• _About this exercise_
Gather all lines in the data that hold the string "import".
BEGIN Records shown
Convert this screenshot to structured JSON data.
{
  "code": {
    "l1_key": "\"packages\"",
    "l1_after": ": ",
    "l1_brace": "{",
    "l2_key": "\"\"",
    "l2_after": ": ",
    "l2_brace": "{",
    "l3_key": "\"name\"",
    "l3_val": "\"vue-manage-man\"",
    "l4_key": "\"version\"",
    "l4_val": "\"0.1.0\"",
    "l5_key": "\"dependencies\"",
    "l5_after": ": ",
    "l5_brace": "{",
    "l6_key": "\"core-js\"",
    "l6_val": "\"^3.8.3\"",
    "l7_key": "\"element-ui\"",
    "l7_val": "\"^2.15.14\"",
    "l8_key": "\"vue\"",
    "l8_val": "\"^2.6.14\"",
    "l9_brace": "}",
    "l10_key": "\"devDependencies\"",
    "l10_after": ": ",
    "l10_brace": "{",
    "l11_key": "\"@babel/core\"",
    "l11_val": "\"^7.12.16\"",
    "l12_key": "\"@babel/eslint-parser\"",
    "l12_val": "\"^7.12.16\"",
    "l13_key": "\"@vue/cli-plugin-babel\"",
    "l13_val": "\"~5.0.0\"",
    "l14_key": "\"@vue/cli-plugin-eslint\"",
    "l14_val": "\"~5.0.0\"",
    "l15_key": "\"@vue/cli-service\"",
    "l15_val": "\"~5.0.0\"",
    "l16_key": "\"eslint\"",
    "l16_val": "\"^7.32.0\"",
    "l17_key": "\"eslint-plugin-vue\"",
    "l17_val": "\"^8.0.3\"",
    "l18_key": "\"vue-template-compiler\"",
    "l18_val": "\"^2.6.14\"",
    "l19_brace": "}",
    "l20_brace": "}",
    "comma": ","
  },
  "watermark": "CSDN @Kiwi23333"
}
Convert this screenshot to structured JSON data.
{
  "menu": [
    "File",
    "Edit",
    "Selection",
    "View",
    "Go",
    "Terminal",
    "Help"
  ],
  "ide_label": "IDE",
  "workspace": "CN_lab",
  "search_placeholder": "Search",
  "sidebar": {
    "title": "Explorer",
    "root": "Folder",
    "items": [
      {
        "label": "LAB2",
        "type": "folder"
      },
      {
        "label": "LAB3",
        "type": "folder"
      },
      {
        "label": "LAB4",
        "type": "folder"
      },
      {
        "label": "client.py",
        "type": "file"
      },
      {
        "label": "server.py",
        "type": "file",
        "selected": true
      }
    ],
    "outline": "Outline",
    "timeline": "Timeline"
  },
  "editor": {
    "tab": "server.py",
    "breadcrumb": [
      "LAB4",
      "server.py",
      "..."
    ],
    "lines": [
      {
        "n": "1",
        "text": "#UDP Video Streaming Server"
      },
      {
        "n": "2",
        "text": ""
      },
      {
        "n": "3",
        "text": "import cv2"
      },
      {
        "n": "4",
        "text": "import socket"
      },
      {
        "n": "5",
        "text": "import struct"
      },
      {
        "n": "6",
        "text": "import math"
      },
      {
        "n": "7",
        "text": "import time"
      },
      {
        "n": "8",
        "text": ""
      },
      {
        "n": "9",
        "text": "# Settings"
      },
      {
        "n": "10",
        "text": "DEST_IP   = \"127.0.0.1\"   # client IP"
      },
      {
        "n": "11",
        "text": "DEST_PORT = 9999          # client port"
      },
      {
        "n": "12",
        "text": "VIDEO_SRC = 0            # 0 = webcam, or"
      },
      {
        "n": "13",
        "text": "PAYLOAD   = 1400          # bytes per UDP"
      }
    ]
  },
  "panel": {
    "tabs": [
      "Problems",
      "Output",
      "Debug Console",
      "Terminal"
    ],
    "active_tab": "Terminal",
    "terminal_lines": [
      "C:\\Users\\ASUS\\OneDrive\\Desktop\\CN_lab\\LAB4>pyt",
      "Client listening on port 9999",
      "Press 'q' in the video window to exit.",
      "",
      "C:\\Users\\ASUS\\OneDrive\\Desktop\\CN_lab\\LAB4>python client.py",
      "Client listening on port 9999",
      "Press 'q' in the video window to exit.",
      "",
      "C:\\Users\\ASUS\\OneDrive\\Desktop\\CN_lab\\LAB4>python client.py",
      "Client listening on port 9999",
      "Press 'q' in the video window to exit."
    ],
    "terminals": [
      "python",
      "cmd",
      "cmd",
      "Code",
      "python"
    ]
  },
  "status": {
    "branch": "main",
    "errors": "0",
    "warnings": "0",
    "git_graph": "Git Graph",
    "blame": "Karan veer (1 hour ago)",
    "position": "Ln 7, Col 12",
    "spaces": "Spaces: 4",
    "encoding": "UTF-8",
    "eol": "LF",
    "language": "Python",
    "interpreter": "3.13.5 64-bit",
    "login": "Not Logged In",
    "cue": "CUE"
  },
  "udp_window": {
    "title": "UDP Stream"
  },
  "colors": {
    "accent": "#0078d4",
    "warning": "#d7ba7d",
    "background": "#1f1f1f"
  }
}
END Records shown
• _Output below_
        "text": "import cv2"
        "text": "import socket"
        "text": "import struct"
        "text": "import math"
        "text": "import time"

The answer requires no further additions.